Sri Aurobindo shows the totality of facts. If you consider the totality of facts, then even rationally, even if you use only your reason, because reason is not something to be thrown out entirely, reason has some great glories, and one of the glories of reason is, it always demands from you totality. That is the great glory of reason. It may not be able to grasp all at once but its tendency is first towards totality. Therefore even rationally you go entirely step by step – if you don't see all the facts simultaneously don't worry, Sri Aurobindo will show you domain after domain. The whole book is nothing but showing you the world, domain after domain. That is why this book is a book of knowledge. Open The Life Divine, if you want the totality of knowledge in all its domains. In the one sweep as it were, Sri Aurobindo has given all the domains, in one book. It is a very great specialty of this book. I have never seen a book in the world which deals with totality, with all the domains of existence and gives you verifiable knowledge. Verifiable knowledge, not only beliefs. Therefore the Reason can be completely satisfied.
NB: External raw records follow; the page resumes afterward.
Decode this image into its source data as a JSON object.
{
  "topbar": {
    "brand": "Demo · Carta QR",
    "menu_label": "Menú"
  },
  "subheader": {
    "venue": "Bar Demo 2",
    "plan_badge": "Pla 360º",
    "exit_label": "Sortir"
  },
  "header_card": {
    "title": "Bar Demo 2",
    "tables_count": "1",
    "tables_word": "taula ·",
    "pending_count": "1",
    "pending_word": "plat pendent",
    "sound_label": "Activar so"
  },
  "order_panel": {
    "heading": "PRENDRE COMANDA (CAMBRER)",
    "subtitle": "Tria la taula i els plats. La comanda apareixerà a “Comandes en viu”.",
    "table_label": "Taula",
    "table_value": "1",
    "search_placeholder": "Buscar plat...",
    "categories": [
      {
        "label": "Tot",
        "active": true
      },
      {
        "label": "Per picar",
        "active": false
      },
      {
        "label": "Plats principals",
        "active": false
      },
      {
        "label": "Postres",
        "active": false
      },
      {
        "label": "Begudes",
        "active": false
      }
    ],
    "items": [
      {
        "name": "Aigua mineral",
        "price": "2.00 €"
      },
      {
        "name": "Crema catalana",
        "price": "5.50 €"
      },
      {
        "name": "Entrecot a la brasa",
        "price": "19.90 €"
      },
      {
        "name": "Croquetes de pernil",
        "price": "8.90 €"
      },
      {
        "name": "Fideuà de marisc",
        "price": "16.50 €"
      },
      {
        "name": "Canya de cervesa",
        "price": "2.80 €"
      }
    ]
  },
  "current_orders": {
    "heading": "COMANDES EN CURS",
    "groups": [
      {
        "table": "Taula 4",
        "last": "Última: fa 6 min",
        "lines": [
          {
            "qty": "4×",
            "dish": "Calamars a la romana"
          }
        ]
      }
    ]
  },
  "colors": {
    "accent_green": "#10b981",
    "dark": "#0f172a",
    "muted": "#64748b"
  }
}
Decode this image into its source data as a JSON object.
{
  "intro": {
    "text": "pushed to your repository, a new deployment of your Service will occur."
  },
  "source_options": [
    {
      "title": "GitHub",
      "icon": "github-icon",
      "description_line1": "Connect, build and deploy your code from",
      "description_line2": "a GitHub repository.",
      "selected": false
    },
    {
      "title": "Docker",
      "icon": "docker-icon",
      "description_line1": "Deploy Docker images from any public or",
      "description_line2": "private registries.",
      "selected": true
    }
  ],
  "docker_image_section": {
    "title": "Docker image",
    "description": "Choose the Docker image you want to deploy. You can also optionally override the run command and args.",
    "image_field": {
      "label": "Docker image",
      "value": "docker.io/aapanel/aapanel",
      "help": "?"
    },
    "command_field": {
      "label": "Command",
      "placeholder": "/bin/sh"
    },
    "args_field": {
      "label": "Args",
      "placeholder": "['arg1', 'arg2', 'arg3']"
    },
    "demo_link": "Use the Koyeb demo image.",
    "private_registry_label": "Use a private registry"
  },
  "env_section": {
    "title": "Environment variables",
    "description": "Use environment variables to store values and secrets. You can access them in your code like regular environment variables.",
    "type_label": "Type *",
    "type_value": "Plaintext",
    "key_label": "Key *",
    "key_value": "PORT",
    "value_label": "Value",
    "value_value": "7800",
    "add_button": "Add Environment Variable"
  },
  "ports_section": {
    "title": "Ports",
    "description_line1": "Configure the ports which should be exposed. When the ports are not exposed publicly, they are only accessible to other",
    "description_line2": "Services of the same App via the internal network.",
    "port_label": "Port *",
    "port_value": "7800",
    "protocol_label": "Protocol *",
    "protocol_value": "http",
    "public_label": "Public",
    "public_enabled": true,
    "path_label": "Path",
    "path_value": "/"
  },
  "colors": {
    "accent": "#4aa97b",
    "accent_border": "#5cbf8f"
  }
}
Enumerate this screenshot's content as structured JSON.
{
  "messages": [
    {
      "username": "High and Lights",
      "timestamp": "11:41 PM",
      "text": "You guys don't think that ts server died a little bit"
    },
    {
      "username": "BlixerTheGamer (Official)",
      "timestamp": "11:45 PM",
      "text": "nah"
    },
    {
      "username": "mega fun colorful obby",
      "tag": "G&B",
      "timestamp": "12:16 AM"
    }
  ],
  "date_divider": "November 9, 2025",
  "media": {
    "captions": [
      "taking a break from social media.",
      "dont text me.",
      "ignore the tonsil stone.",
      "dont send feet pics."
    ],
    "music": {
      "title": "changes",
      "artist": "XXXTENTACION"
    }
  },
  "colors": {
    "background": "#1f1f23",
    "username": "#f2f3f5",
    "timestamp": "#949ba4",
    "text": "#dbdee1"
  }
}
So this is the second argument. If you consider all the facts, then you will find that this aspiration is justified. Sri Aurobindo says, "Do not fear to aspire for Divine Life." This is the assurance of the whole book. And finally, the thrust of the argument is, that if this is what we should aspire for how shall we achieve it, how shall we realize it, how shall we fulfill it? What is the process by which you can fulfill it. The last portion of The Life Divine is entirely given to this task – how shall we fulfill, by what means the Divine life can be realized? This book combined with The Synthesis of Yoga gives a complete answer to the third question – how shall we realize the Divine Life on the earth?
We shall deal with the last portion of the second paragraph tomorrow.–